Research and Poster Information

Research Day/Poster Presentations

Attend the Electrifying Sunday Morning Research Day
8:00 am - 1:00 pm

On the calendar:
  1. 16 platform presentations on the most current research in Orthopaedic Manual Therapy

  2. A provocative presentation from Research day keynote speaker, Joel Bialosky, PT, PhD from the University of Florida: "Manual Therapy Responders: Is it all in their heads?"

  3. Time to meet with leaders of research in the field of Orthopedic Manual Therapy

Research Day Keynote Speaker

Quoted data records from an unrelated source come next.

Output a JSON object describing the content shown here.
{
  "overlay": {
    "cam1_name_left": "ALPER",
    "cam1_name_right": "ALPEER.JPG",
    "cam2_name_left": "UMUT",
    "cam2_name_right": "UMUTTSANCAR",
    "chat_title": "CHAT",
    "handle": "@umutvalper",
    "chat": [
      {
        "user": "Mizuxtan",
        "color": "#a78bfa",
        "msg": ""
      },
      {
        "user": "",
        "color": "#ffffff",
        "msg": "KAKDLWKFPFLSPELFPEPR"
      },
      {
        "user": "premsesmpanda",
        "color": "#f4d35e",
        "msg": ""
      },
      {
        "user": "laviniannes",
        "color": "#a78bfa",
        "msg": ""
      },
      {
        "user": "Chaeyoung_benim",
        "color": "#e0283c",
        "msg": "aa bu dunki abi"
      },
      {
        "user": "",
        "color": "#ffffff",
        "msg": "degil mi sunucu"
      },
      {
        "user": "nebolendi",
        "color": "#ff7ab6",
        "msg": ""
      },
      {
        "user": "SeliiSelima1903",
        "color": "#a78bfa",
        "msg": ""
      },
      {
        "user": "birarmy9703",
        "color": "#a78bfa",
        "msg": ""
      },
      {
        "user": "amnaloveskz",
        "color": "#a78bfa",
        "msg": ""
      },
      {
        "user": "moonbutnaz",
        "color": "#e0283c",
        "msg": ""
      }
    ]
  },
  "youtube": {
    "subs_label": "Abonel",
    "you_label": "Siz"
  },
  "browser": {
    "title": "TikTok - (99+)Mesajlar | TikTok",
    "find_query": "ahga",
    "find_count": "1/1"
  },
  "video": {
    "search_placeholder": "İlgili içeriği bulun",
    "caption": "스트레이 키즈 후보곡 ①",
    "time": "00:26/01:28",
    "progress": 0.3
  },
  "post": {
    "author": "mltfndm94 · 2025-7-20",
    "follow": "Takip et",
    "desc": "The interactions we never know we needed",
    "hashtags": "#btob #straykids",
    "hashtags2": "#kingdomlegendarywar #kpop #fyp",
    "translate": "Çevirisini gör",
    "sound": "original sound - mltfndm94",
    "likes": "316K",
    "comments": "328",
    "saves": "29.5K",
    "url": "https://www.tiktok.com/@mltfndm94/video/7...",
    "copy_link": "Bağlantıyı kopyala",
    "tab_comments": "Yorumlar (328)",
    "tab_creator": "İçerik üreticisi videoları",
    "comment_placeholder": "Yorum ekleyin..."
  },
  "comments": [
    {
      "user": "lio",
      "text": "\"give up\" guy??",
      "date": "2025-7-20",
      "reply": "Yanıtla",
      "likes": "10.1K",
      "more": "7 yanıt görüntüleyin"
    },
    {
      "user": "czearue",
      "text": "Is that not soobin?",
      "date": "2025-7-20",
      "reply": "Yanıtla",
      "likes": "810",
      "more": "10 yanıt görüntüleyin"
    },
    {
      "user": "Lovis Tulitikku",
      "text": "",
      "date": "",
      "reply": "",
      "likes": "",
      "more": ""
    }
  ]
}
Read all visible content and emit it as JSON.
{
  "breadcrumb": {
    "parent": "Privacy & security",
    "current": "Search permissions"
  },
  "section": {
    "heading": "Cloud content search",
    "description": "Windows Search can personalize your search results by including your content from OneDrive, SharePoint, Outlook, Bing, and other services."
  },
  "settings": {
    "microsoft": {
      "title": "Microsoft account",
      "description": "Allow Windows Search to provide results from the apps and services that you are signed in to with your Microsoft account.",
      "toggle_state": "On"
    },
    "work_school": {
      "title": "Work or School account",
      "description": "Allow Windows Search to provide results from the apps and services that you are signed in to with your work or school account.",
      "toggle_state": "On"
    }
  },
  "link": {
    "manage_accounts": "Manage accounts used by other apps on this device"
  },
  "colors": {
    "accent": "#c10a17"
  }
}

Joel Bialosky
Title: "Manual Therapy Responders: Is It All in Their Heads?"
High-velocity low-amplitude thrust manipulation (HVLA) is an effective intervention for select individuals experiencing musculoskeletal pain. Despite the apparent effectiveness, the corresponding mechanisms are not established. Clinical practice often implies a predominantly biomechanical mechanism with the assessment of joint position and mobility directing the application of specific techniques intended to correct noted dysfunction. In contrast, recent pain literature suggests a central nervous system contribution to chronic musculoskeletal pain conditions separate from the peripheral injury. Neurophysiological responses associated with HVLA suggest inhibition of pain may result from a novel stimulus to the nervous system regardless of a biomechanical dysfunction and independent of the specificity of the technique. Subsequently, while clinical practice continues to emphasize a specific biomechanical mechanism of HVLA, centrally mediated neurophysiological responses may provide a more valid mechanistic model upon which to base our clinical practice and further study these interventions.

Joel Bialosky, PT, PhD is a clinical assistant professor in the Department of Physical Therapy at the University of Florida. He is a board certified clinical specialist in orthopedics through the American Physical Therapy Association and a fellow in the American Academy of Orthopedic Manual Physical Therapists. Joel received a bachelor's degree in physical therapy from Ithaca College in 1990 and a master's degree in musculoskeletal physical therapy from the University of Pittsburgh in 1998. He graduated from the University of Florida with a PhD in Rehabilitation Science in 2008 with his research focused on potential mechanisms of manual therapy related to neuroplastic changes in pain and placebo.